Q: Can a Sole Proprietorship be owned by husband and wife?
A: If a business is owned jointly by a husband and wife, it cannot claim to be a sole proprietorship but rather is considered a general partnership unless it is specifically organized as a Subchapter S corporation or LLC. A wife may work as an employee in a sole proprietorship, and take a salary, so long as the business is owned by the husband and not owned jointly by both husband and wife. And vice versa, a husband may work as an employee in a sole proprietorship so long as the business is owned only by the wife and not jointly by the two.
Q: I often see distributions exceeding basis because real estate assets are shown at cost on tax return, but it doesn't take into account fair market value.
A: For the owner of a Subchapter S corporation, "basis" is the sum of an owner's capital investment plus earnings retained in the business – accrual net worth – plus owner loans to the business, which are considered quasi-equity. For a partner in a partnership, "basis" is the partner's accrual net worth in the business plus the share of liabilities for which he or she is responsible.
Based on these definitions, "basis" does not include the market value of real estate assets. The market value of such assets plays no role in determining "basis" and, therefore, in determining if distributions exceed "bass" for an owner or a partner.
Q: Can you repeat the statement about what is considered non-cash?
A: Pass-through entities must pass the amount of taxable business income to their owners or partners who are responsible for paying the income tax obligation on this taxable business income. The term "non-cash" used in this session refers to the fact that the taxable business income passed through to owners and partners is non-cash to these owners or partners – a dollar amount that must be reported on the owners’ or partners’ personal Form 1040. The cash from taxable revenue, expenses, and profit or loss stays with the company.
Q: Isn't it advantageous to reduce the net income?
A: It is advantageous to the taxpayer - the owners or partners - to reduce taxable business income, which is one fundamental reason why it is inappropriate to use business tax returns to compute performance ratios and cash flow statements. They tend to cast the business in a far less attractive light than performance ratios and cash flow statements based on accrual financial.
Q: What is the taxable impact if Distributions exceed Basis?
A: If distributions exceed one’s "basis" in the company, the excess distribution is taxed at the long-term capital gains rate then in effect.
Q: Normally sole proprietorships are usually husband and wife or an individual. Can it also be two brothers? For example, the name of the business could be: "Brother A with last name and Brother B with same last name DBA Brother A with last name and Brother B with same last name Property."
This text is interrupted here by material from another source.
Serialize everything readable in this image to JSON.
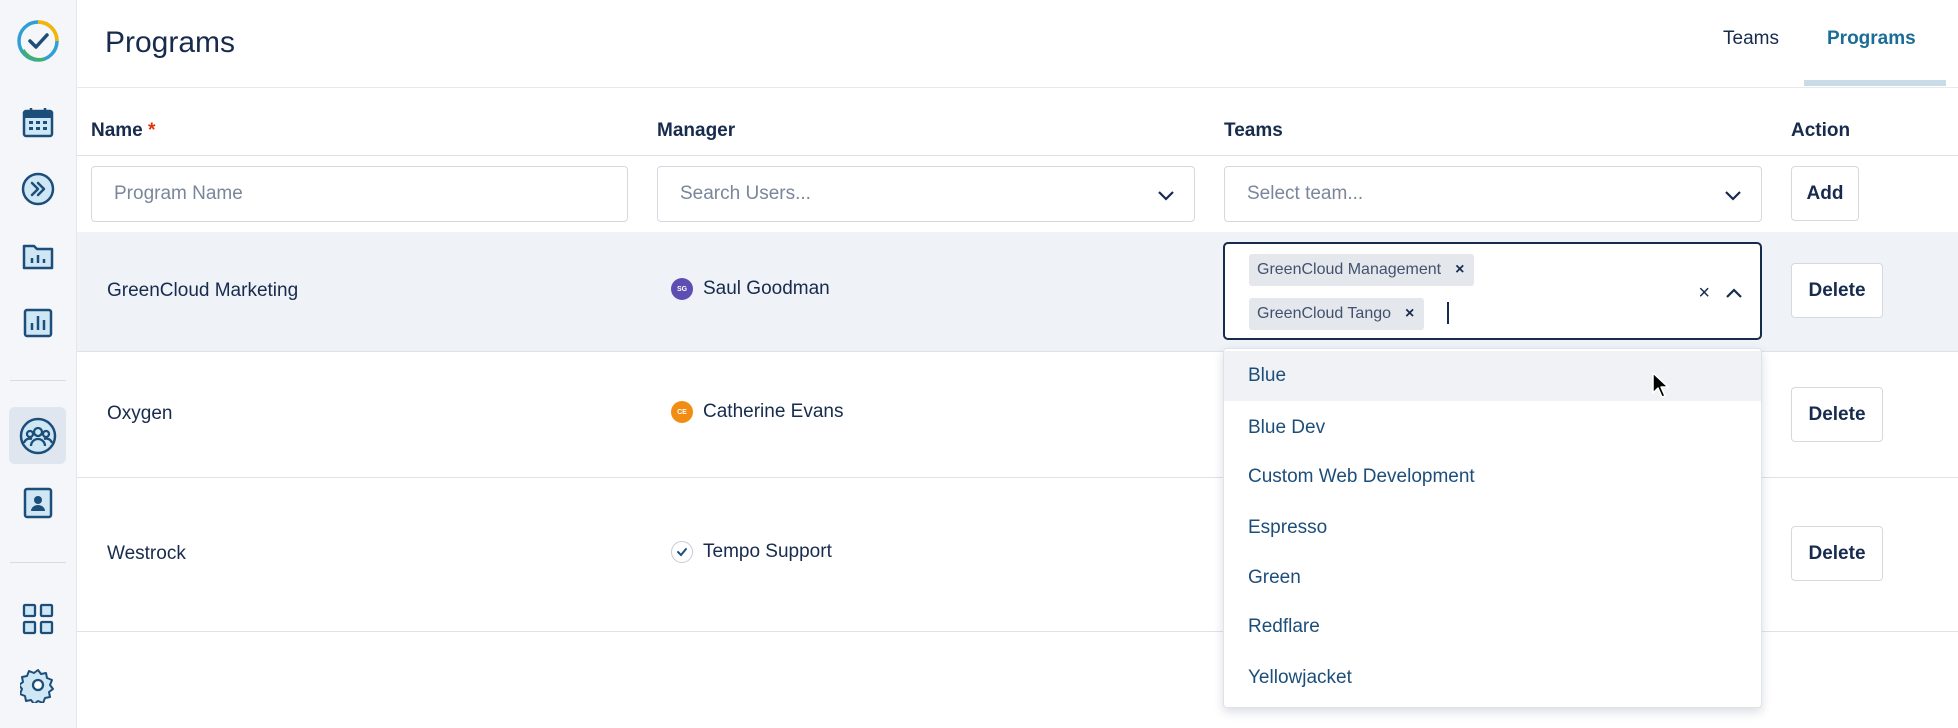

A: Only a single individual can own a sole proprietorship, regardless of the company name. If two brothers jointly owned a company, it would be considered a general partnership by the IRS unless the two owners organized it as a Subchapter S corporation or LLC. Therefore, one brother would need to give up his ownership share if the company were to be operated as a sole proprietorship.
Course overview: Business Income Tax Returns